February 13, 2011 4 Comments
I’m happy to report that I made good progress with respect to re-installing the forward gears in the mare. Her motto tonight was “Ask and ye shall receive.”
Christy was in between lessons and gave me a few minutes’ coaching, and with her encouragement, we got there – in both directions. And once I got the mare connected and over her back, following Christy’s instructions to leg yield out on the circle was surprisingly easy.

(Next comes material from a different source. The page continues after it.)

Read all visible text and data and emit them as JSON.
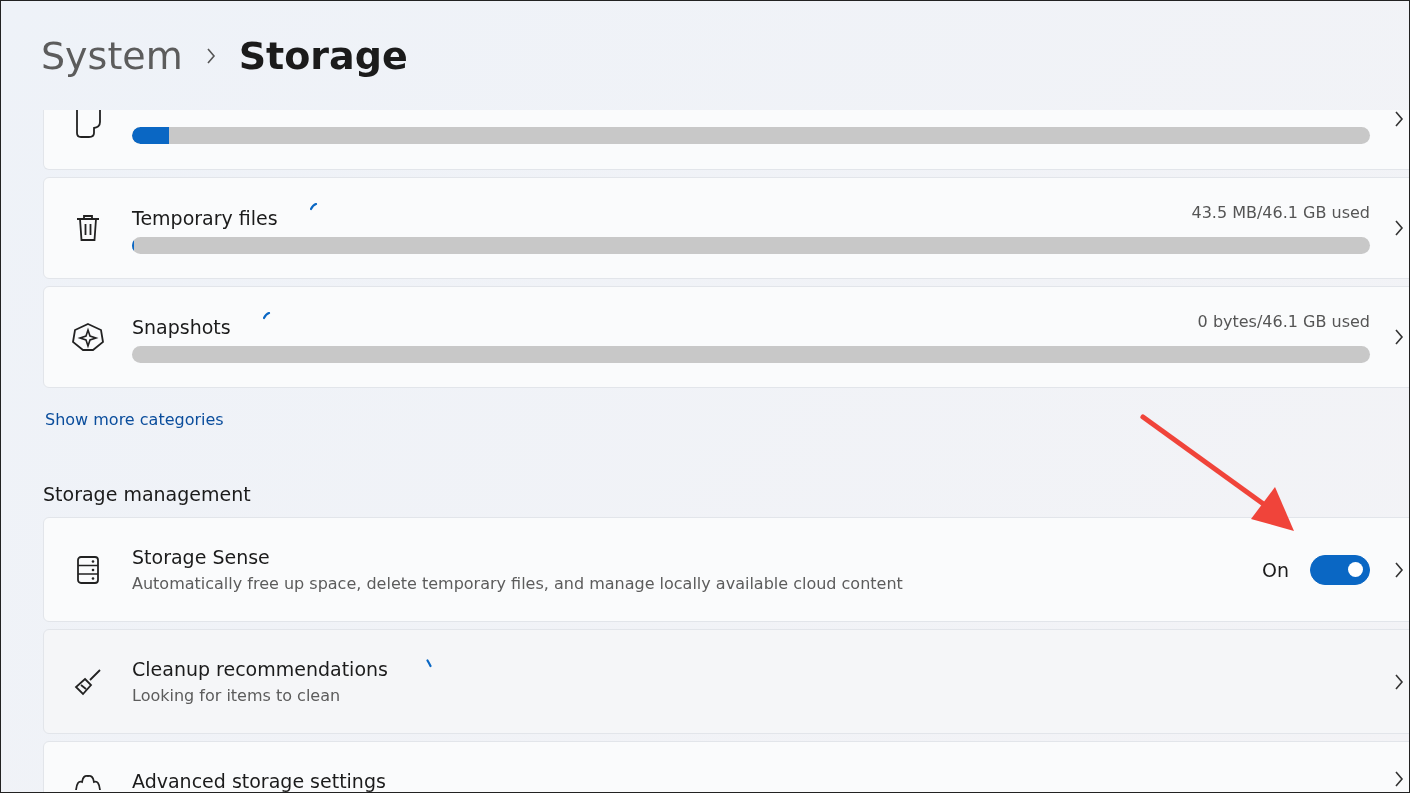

Getting to the good gait still a process for me. Mads (and frankly, any horse) requires me to ask and ride correctly, but when I get my act together and my ducks in a row, and actually manage to ride the mare effectively, back to front – well, wow. She gives me the most amazing gait, pushing powerfully from her hind end. It feels entirely different from her trot when she’s less engaged. When Mads is over her back and pushing with those hind quarters, the it feels like we have rocket boosters – you can really feel the oomph and thrust coming from those big muscles in her hiney. It’s the same feeling you get when you’re on a plane that’s barreling down the runway for take-off, when you feel those engines pushing the plane forward – you can feel that power behind you very specifically. This is the trot that Christy calls “the trot that has a canter – or a walk – in it.” That’s a good analogy, because in order to produce this gait, a few things need to be happening:
- I’m pushing her into the outside rein – and holding that contact – with an active inside leg.

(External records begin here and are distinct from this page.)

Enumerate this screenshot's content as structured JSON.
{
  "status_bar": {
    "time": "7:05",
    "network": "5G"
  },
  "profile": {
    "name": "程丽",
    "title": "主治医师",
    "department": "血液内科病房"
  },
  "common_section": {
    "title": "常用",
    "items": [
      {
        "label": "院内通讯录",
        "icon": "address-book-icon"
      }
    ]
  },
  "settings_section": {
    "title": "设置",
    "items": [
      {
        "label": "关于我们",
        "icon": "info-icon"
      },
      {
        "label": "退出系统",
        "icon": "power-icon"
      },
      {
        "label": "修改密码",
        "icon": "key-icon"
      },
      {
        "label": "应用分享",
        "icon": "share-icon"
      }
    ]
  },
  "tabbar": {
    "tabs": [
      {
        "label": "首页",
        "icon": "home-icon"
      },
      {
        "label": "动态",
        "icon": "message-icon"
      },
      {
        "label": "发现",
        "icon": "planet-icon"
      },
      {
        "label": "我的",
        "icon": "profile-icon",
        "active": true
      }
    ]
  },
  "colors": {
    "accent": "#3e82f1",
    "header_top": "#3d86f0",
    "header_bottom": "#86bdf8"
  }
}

- I’m driving her from behind, asking for more step.
- I am softening the inside rein.
- My posture is straight, my leg is long and draping, my shoulders are back – in other words, I’m sitting up and riding.

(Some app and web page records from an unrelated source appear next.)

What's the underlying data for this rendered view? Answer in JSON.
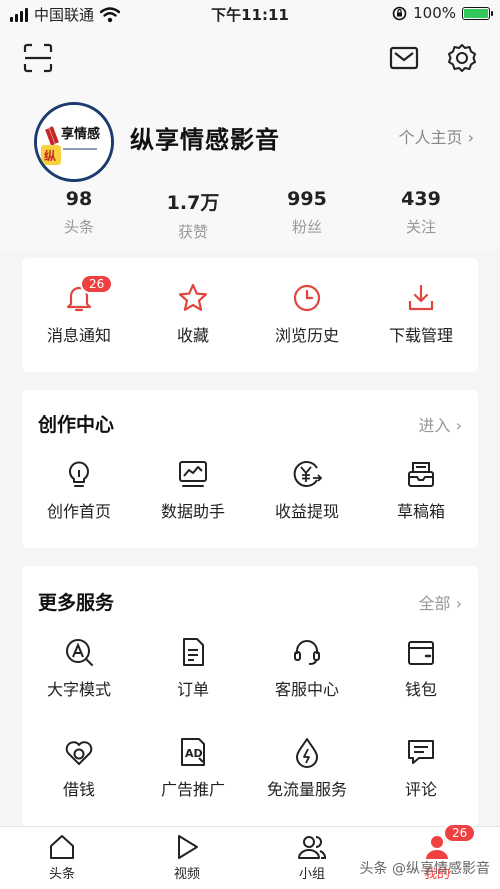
{
  "status_bar": {
    "carrier": "中国联通",
    "time": "下午11:11",
    "battery": "100%",
    "battery_level": 1.0
  },
  "profile": {
    "name": "纵享情感影音",
    "homepage_link": "个人主页 ›"
  },
  "stats": [
    {
      "value": "98",
      "label": "头条"
    },
    {
      "value": "1.7万",
      "label": "获赞"
    },
    {
      "value": "995",
      "label": "粉丝"
    },
    {
      "value": "439",
      "label": "关注"
    }
  ],
  "quick_actions": [
    {
      "label": "消息通知",
      "icon": "bell-icon",
      "badge": "26"
    },
    {
      "label": "收藏",
      "icon": "star-icon"
    },
    {
      "label": "浏览历史",
      "icon": "clock-icon"
    },
    {
      "label": "下载管理",
      "icon": "download-icon"
    }
  ],
  "creation_center": {
    "title": "创作中心",
    "more": "进入 ›",
    "items": [
      {
        "label": "创作首页",
        "icon": "lightbulb-icon"
      },
      {
        "label": "数据助手",
        "icon": "chart-monitor-icon"
      },
      {
        "label": "收益提现",
        "icon": "yen-icon"
      },
      {
        "label": "草稿箱",
        "icon": "drafts-icon"
      }
    ]
  },
  "more_services": {
    "title": "更多服务",
    "more": "全部 ›",
    "items": [
      {
        "label": "大字模式",
        "icon": "font-size-icon"
      },
      {
        "label": "订单",
        "icon": "order-icon"
      },
      {
        "label": "客服中心",
        "icon": "headset-icon"
      },
      {
        "label": "钱包",
        "icon": "wallet-icon"
      },
      {
        "label": "借钱",
        "icon": "loan-icon"
      },
      {
        "label": "广告推广",
        "icon": "ad-icon"
      },
      {
        "label": "免流量服务",
        "icon": "data-drop-icon"
      },
      {
        "label": "评论",
        "icon": "comment-icon"
      }
    ]
  },
  "tabbar": {
    "tabs": [
      {
        "label": "头条",
        "icon": "home-icon"
      },
      {
        "label": "视频",
        "icon": "play-icon"
      },
      {
        "label": "小组",
        "icon": "group-icon"
      },
      {
        "label": "我的",
        "icon": "profile-icon",
        "badge": "26"
      }
    ]
  },
  "watermark": "头条 @纵享情感影音",
  "colors": {
    "accent": "#e0463e",
    "badge": "#f04142",
    "battery": "#34c759",
    "background": "#f5f5f5"
  }
}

- I’m inviting the bigger gait from my seat by posting further out of the saddle.
- I’m using half-halts actively to encourage roundness and engagement of the hind end.
- The contact is elastic – I’m holding it, but am also inviting the mare to go forward and maintain flexion. However, I also have to “catch” the power coming over her back in the contact, creating a loop of power, balance and contact in which the rider supports the horse and encourages an even better gait.
What I’m beginning to understand is that this powerful, forward gait needs to be a constant state for us, not a fleeting occurance. I’m sure that the well-ridden dressage horse is always in this forward state of mind, encouraged by a rider able to generate the power and maintain necessary balance. This was a light bulb moment for me . This is what it means to truly ride forward.
More blogging! And riding!
Over the next week or so I’ll be riding my friend Stephanie’s horse while she’s on vacation. She blogs over at Dressage Adventures, and I’m recording my rides on Oliver there.